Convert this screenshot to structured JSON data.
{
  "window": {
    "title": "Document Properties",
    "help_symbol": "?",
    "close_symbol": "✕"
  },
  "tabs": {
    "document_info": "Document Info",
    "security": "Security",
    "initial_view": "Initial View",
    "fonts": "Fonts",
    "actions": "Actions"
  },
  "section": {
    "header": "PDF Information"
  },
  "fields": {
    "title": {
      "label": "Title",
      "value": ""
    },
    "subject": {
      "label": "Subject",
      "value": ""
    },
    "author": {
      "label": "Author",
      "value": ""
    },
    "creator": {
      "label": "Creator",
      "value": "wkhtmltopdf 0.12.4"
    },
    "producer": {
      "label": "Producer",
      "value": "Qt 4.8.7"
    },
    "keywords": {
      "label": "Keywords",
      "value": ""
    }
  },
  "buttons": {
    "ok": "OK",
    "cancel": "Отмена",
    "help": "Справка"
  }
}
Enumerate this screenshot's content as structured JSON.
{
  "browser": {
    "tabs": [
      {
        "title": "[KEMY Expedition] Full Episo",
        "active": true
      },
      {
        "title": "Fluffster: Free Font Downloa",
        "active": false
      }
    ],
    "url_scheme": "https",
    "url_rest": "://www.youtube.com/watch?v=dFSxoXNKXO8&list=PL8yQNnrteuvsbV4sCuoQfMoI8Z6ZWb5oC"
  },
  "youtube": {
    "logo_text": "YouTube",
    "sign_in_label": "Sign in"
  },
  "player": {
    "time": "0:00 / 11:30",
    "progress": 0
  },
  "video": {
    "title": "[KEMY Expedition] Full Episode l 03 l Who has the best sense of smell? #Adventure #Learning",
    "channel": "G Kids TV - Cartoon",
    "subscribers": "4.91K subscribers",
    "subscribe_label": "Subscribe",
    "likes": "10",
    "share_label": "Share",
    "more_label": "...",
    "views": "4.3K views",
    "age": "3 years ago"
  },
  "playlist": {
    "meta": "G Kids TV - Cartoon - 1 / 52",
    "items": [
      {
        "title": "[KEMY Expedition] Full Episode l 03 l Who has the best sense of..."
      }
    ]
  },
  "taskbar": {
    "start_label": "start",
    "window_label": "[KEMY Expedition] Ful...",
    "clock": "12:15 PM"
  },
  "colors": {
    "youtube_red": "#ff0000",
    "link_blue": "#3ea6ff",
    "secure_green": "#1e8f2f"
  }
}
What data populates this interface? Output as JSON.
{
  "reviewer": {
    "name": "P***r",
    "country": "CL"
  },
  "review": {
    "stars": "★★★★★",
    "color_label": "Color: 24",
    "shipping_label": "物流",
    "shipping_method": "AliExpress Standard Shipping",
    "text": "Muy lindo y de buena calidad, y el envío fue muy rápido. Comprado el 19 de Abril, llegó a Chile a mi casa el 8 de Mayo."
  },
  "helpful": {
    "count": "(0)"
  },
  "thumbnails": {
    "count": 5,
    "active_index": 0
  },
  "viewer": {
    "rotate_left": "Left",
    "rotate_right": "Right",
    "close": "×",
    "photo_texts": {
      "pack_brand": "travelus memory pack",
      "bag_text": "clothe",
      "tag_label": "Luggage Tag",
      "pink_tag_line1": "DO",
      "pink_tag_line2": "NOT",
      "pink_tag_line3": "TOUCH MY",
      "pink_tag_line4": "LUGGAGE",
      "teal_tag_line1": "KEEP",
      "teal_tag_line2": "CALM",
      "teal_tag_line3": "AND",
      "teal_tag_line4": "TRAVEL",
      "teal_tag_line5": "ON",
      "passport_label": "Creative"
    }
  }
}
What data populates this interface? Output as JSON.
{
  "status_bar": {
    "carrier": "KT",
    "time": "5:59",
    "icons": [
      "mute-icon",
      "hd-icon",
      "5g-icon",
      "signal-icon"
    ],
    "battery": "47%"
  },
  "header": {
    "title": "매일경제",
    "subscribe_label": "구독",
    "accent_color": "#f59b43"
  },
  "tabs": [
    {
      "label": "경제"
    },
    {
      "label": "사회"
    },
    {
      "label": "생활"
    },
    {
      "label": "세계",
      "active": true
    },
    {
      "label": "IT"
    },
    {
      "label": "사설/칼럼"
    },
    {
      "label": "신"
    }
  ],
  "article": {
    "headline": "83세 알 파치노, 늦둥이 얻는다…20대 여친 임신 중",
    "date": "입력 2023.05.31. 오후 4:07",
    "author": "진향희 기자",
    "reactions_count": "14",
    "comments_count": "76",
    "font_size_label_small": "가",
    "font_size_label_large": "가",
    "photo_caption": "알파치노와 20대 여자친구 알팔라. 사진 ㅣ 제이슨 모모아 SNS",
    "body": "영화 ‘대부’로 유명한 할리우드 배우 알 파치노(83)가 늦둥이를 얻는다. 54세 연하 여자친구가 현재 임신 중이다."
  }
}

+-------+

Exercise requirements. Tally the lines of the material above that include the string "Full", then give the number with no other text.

Reply. 3